**Records from a dataset:**

BEGIN

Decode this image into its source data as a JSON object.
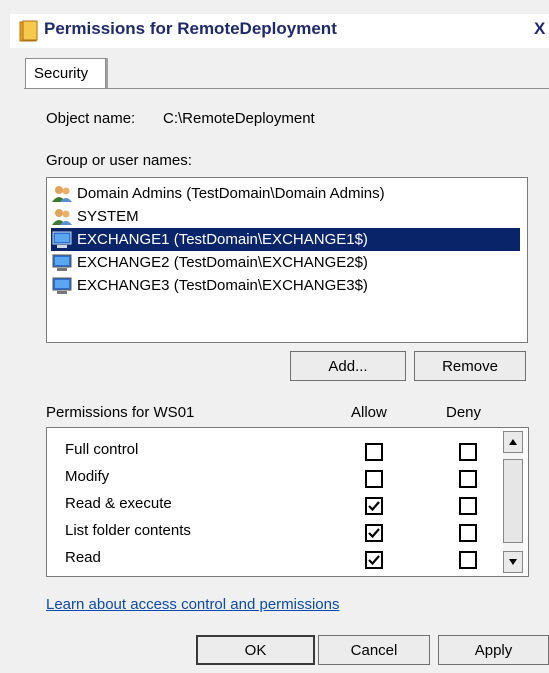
{
  "window": {
    "title": "Permissions for RemoteDeployment",
    "close_glyph": "X"
  },
  "tabs": [
    {
      "label": "Security"
    }
  ],
  "object": {
    "label": "Object name:",
    "value": "C:\\RemoteDeployment"
  },
  "users": {
    "label": "Group or user names:",
    "items": [
      {
        "label": "Domain Admins (TestDomain\\Domain Admins)",
        "icon": "group-icon",
        "selected": false
      },
      {
        "label": "SYSTEM",
        "icon": "group-icon",
        "selected": false
      },
      {
        "label": "EXCHANGE1 (TestDomain\\EXCHANGE1$)",
        "icon": "computer-icon",
        "selected": true
      },
      {
        "label": "EXCHANGE2 (TestDomain\\EXCHANGE2$)",
        "icon": "computer-icon",
        "selected": false
      },
      {
        "label": "EXCHANGE3 (TestDomain\\EXCHANGE3$)",
        "icon": "computer-icon",
        "selected": false
      }
    ],
    "add_label": "Add...",
    "remove_label": "Remove"
  },
  "permissions": {
    "label": "Permissions for WS01",
    "allow_header": "Allow",
    "deny_header": "Deny",
    "rows": [
      {
        "label": "Full control",
        "allow": false,
        "deny": false
      },
      {
        "label": "Modify",
        "allow": false,
        "deny": false
      },
      {
        "label": "Read & execute",
        "allow": true,
        "deny": false
      },
      {
        "label": "List folder contents",
        "allow": true,
        "deny": false
      },
      {
        "label": "Read",
        "allow": true,
        "deny": false
      }
    ]
  },
  "link": "Learn about access control and permissions",
  "footer": {
    "ok_label": "OK",
    "cancel_label": "Cancel",
    "apply_label": "Apply"
  },
  "colors": {
    "selection": "#0a246a",
    "title_text": "#1f2a6a",
    "link": "#0b4aa8"
  }
}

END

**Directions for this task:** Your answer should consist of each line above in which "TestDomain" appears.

**Response area:**
        "label": "Domain Admins (TestDomain\\Domain Admins)",
        "label": "EXCHANGE1 (TestDomain\\EXCHANGE1$)",
        "label": "EXCHANGE2 (TestDomain\\EXCHANGE2$)",
        "label": "EXCHANGE3 (TestDomain\\EXCHANGE3$)",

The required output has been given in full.